* Problem statement *
Return every line of the data below exactly, but do not include the images.

Data below:

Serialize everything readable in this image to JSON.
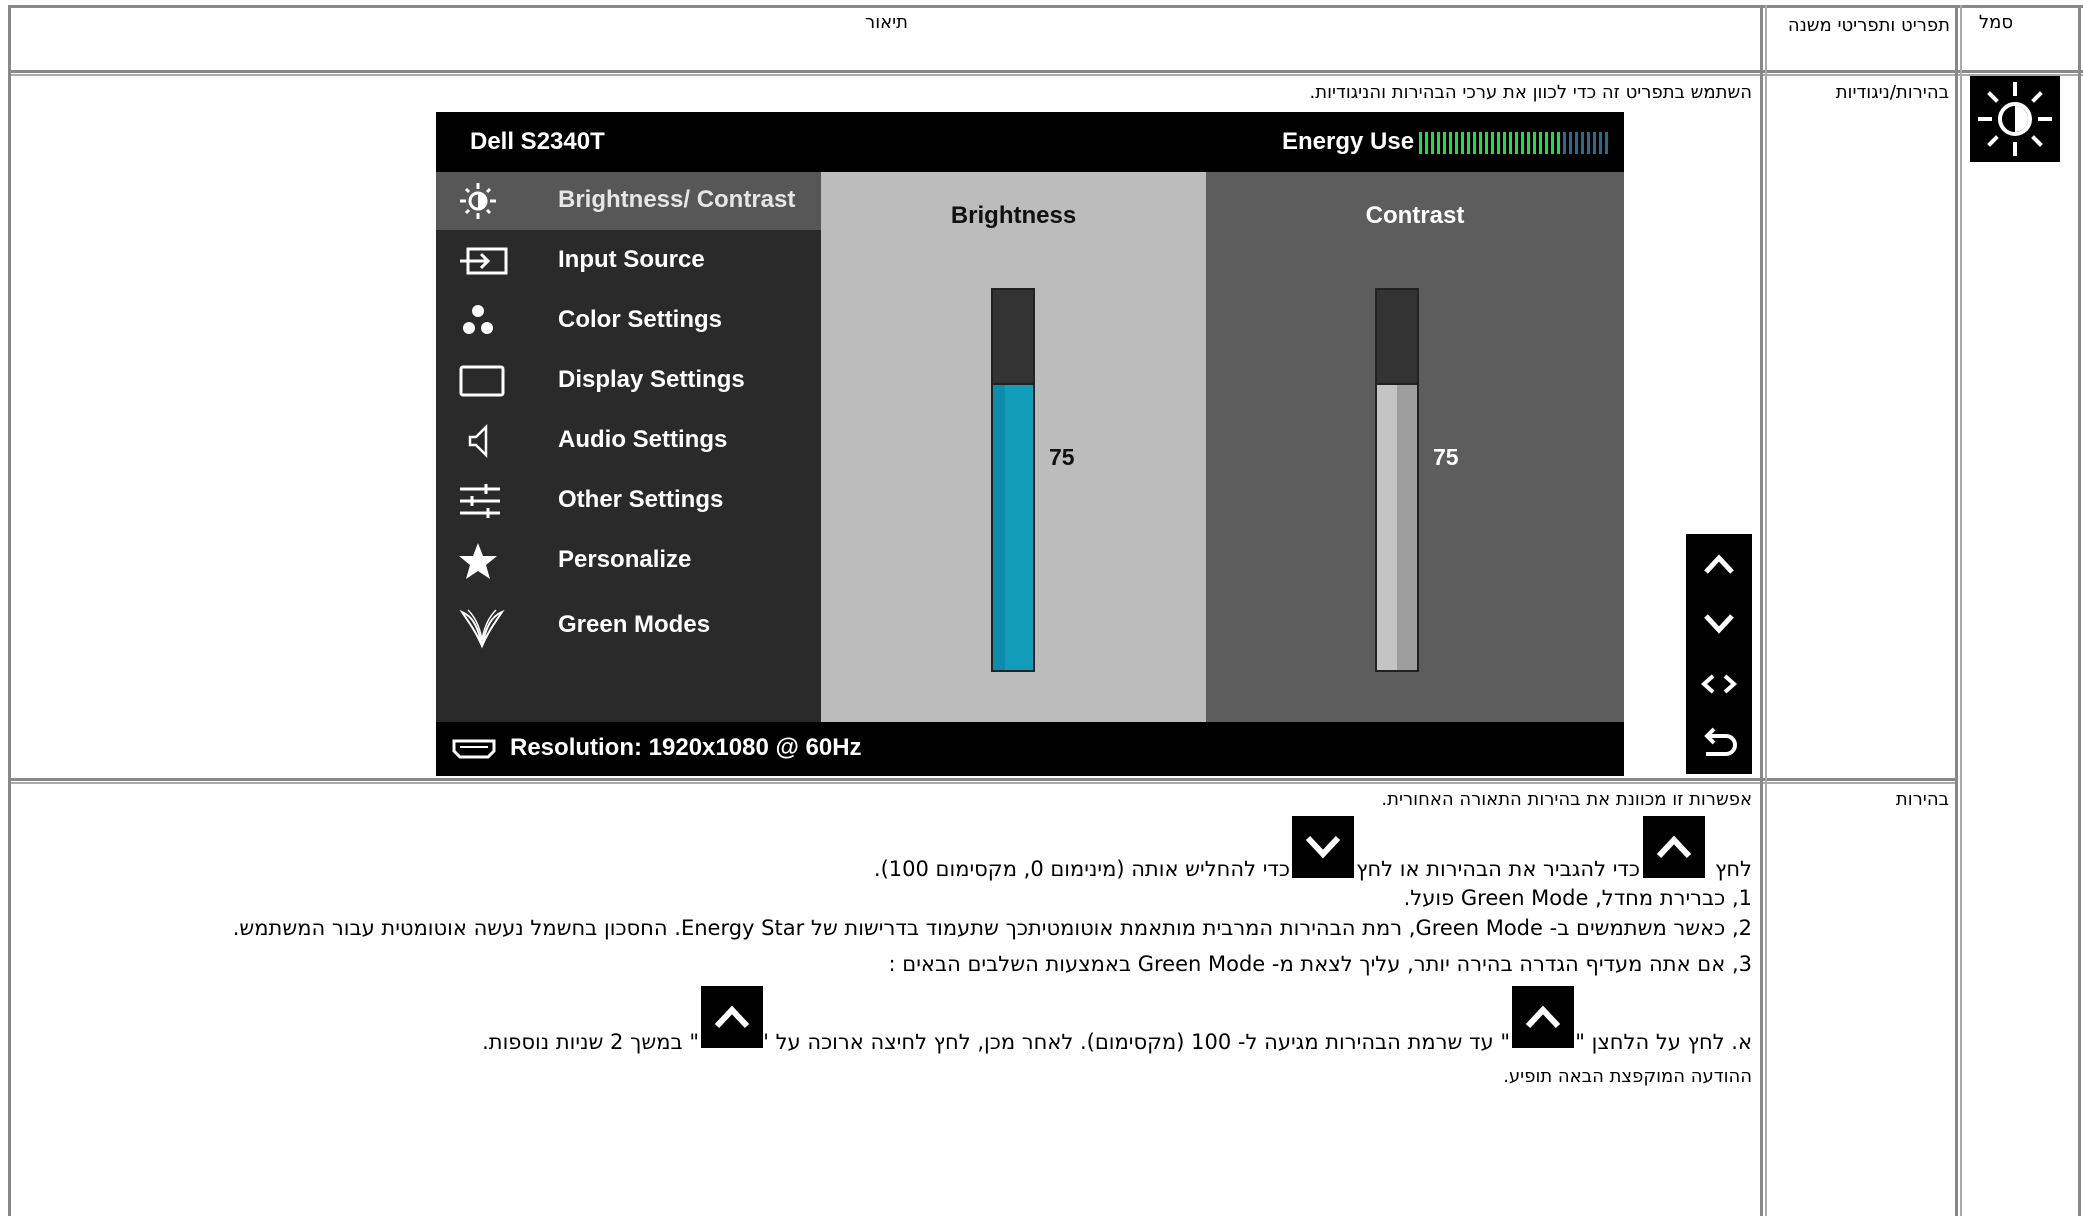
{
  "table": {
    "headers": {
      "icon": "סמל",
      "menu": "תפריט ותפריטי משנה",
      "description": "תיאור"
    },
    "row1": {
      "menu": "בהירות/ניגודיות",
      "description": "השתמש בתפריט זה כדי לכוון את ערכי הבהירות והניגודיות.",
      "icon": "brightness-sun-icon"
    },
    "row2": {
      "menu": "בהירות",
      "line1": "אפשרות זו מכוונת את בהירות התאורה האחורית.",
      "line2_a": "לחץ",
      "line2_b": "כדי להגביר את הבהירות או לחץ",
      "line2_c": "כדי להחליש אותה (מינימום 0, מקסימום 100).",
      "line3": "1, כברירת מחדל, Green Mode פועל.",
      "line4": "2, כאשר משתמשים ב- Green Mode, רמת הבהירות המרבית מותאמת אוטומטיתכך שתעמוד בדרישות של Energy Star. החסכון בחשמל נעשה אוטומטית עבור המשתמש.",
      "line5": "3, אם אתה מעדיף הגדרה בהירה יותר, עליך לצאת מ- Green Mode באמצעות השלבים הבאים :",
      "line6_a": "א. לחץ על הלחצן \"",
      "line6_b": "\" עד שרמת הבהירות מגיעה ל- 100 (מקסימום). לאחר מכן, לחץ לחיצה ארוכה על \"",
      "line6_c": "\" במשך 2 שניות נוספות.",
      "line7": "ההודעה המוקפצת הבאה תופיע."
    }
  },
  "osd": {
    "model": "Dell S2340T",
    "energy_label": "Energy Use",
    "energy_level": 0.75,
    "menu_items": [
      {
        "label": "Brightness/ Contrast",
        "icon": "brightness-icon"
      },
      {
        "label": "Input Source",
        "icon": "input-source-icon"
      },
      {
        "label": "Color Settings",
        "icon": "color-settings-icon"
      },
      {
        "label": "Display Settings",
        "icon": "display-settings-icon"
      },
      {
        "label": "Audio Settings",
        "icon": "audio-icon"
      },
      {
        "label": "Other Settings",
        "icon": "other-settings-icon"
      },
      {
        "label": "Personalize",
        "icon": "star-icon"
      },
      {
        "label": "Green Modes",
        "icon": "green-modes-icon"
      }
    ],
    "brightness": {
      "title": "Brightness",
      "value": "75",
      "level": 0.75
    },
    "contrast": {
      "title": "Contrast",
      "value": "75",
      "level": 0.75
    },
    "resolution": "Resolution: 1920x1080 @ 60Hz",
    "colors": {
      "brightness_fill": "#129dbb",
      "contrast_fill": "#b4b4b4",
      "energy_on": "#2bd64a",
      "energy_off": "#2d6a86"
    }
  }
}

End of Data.

* Answer to this exercise *
Serialize everything readable in this image to JSON.
{
  "table": {
    "headers": {
      "icon": "סמל",
      "menu": "תפריט ותפריטי משנה",
      "description": "תיאור"
    },
    "row1": {
      "menu": "בהירות/ניגודיות",
      "description": "השתמש בתפריט זה כדי לכוון את ערכי הבהירות והניגודיות.",
      "icon": "brightness-sun-icon"
    },
    "row2": {
      "menu": "בהירות",
      "line1": "אפשרות זו מכוונת את בהירות התאורה האחורית.",
      "line2_a": "לחץ",
      "line2_b": "כדי להגביר את הבהירות או לחץ",
      "line2_c": "כדי להחליש אותה (מינימום 0, מקסימום 100).",
      "line3": "1, כברירת מחדל, Green Mode פועל.",
      "line4": "2, כאשר משתמשים ב- Green Mode, רמת הבהירות המרבית מותאמת אוטומטיתכך שתעמוד בדרישות של Energy Star. החסכון בחשמל נעשה אוטומטית עבור המשתמש.",
      "line5": "3, אם אתה מעדיף הגדרה בהירה יותר, עליך לצאת מ- Green Mode באמצעות השלבים הבאים :",
      "line6_a": "א. לחץ על הלחצן \"",
      "line6_b": "\" עד שרמת הבהירות מגיעה ל- 100 (מקסימום). לאחר מכן, לחץ לחיצה ארוכה על \"",
      "line6_c": "\" במשך 2 שניות נוספות.",
      "line7": "ההודעה המוקפצת הבאה תופיע."
    }
  },
  "osd": {
    "model": "Dell S2340T",
    "energy_label": "Energy Use",
    "energy_level": 0.75,
    "menu_items": [
      {
        "label": "Brightness/ Contrast",
        "icon": "brightness-icon"
      },
      {
        "label": "Input Source",
        "icon": "input-source-icon"
      },
      {
        "label": "Color Settings",
        "icon": "color-settings-icon"
      },
      {
        "label": "Display Settings",
        "icon": "display-settings-icon"
      },
      {
        "label": "Audio Settings",
        "icon": "audio-icon"
      },
      {
        "label": "Other Settings",
        "icon": "other-settings-icon"
      },
      {
        "label": "Personalize",
        "icon": "star-icon"
      },
      {
        "label": "Green Modes",
        "icon": "green-modes-icon"
      }
    ],
    "brightness": {
      "title": "Brightness",
      "value": "75",
      "level": 0.75
    },
    "contrast": {
      "title": "Contrast",
      "value": "75",
      "level": 0.75
    },
    "resolution": "Resolution: 1920x1080 @ 60Hz",
    "colors": {
      "brightness_fill": "#129dbb",
      "contrast_fill": "#b4b4b4",
      "energy_on": "#2bd64a",
      "energy_off": "#2d6a86"
    }
  }
}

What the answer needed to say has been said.